▶ _PROBLEM TO WORK ON_
Write out the records again, exactly. Nothing may be dropped.

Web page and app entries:
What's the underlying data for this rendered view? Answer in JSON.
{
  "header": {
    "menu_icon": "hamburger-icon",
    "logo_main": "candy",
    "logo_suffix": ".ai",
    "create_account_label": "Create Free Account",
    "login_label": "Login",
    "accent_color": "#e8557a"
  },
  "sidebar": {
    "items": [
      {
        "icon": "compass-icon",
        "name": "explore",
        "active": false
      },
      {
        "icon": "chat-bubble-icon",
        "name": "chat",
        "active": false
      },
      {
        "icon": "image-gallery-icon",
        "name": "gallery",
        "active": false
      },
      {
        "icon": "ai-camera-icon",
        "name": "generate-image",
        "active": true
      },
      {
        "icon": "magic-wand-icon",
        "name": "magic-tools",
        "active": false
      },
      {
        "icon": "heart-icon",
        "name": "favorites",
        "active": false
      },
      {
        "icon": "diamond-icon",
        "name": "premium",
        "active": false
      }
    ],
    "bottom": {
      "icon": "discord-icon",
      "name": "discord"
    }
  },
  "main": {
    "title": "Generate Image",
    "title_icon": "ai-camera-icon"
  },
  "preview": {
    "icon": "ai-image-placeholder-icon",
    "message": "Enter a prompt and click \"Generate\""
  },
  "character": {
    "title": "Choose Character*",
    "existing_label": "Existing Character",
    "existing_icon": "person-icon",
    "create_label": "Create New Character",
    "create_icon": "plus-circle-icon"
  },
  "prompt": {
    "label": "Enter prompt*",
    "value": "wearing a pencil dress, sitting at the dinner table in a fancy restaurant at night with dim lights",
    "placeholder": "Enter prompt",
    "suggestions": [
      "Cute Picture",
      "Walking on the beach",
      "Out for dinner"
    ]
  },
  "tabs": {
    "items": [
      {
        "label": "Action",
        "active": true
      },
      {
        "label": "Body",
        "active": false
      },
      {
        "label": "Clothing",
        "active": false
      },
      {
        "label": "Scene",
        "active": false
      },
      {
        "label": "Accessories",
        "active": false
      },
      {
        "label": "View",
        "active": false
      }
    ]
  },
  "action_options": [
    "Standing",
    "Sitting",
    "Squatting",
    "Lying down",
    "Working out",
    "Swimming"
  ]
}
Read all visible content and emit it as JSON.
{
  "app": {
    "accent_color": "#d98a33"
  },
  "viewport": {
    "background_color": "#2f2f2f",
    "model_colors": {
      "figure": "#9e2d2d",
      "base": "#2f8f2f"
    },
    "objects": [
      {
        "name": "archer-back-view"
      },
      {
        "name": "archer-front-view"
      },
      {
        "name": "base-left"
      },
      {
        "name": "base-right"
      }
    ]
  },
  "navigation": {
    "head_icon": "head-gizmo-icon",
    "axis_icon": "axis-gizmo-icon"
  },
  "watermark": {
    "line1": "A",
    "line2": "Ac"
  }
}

▶ _TASK ANSWER_
What's the underlying data for this rendered view? Answer in JSON.
{
  "header": {
    "menu_icon": "hamburger-icon",
    "logo_main": "candy",
    "logo_suffix": ".ai",
    "create_account_label": "Create Free Account",
    "login_label": "Login",
    "accent_color": "#e8557a"
  },
  "sidebar": {
    "items": [
      {
        "icon": "compass-icon",
        "name": "explore",
        "active": false
      },
      {
        "icon": "chat-bubble-icon",
        "name": "chat",
        "active": false
      },
      {
        "icon": "image-gallery-icon",
        "name": "gallery",
        "active": false
      },
      {
        "icon": "ai-camera-icon",
        "name": "generate-image",
        "active": true
      },
      {
        "icon": "magic-wand-icon",
        "name": "magic-tools",
        "active": false
      },
      {
        "icon": "heart-icon",
        "name": "favorites",
        "active": false
      },
      {
        "icon": "diamond-icon",
        "name": "premium",
        "active": false
      }
    ],
    "bottom": {
      "icon": "discord-icon",
      "name": "discord"
    }
  },
  "main": {
    "title": "Generate Image",
    "title_icon": "ai-camera-icon"
  },
  "preview": {
    "icon": "ai-image-placeholder-icon",
    "message": "Enter a prompt and click \"Generate\""
  },
  "character": {
    "title": "Choose Character*",
    "existing_label": "Existing Character",
    "existing_icon": "person-icon",
    "create_label": "Create New Character",
    "create_icon": "plus-circle-icon"
  },
  "prompt": {
    "label": "Enter prompt*",
    "value": "wearing a pencil dress, sitting at the dinner table in a fancy restaurant at night with dim lights",
    "placeholder": "Enter prompt",
    "suggestions": [
      "Cute Picture",
      "Walking on the beach",
      "Out for dinner"
    ]
  },
  "tabs": {
    "items": [
      {
        "label": "Action",
        "active": true
      },
      {
        "label": "Body",
        "active": false
      },
      {
        "label": "Clothing",
        "active": false
      },
      {
        "label": "Scene",
        "active": false
      },
      {
        "label": "Accessories",
        "active": false
      },
      {
        "label": "View",
        "active": false
      }
    ]
  },
  "action_options": [
    "Standing",
    "Sitting",
    "Squatting",
    "Lying down",
    "Working out",
    "Swimming"
  ]
}
Read all visible content and emit it as JSON.
{
  "app": {
    "accent_color": "#d98a33"
  },
  "viewport": {
    "background_color": "#2f2f2f",
    "model_colors": {
      "figure": "#9e2d2d",
      "base": "#2f8f2f"
    },
    "objects": [
      {
        "name": "archer-back-view"
      },
      {
        "name": "archer-front-view"
      },
      {
        "name": "base-left"
      },
      {
        "name": "base-right"
      }
    ]
  },
  "navigation": {
    "head_icon": "head-gizmo-icon",
    "axis_icon": "axis-gizmo-icon"
  },
  "watermark": {
    "line1": "A",
    "line2": "Ac"
  }
}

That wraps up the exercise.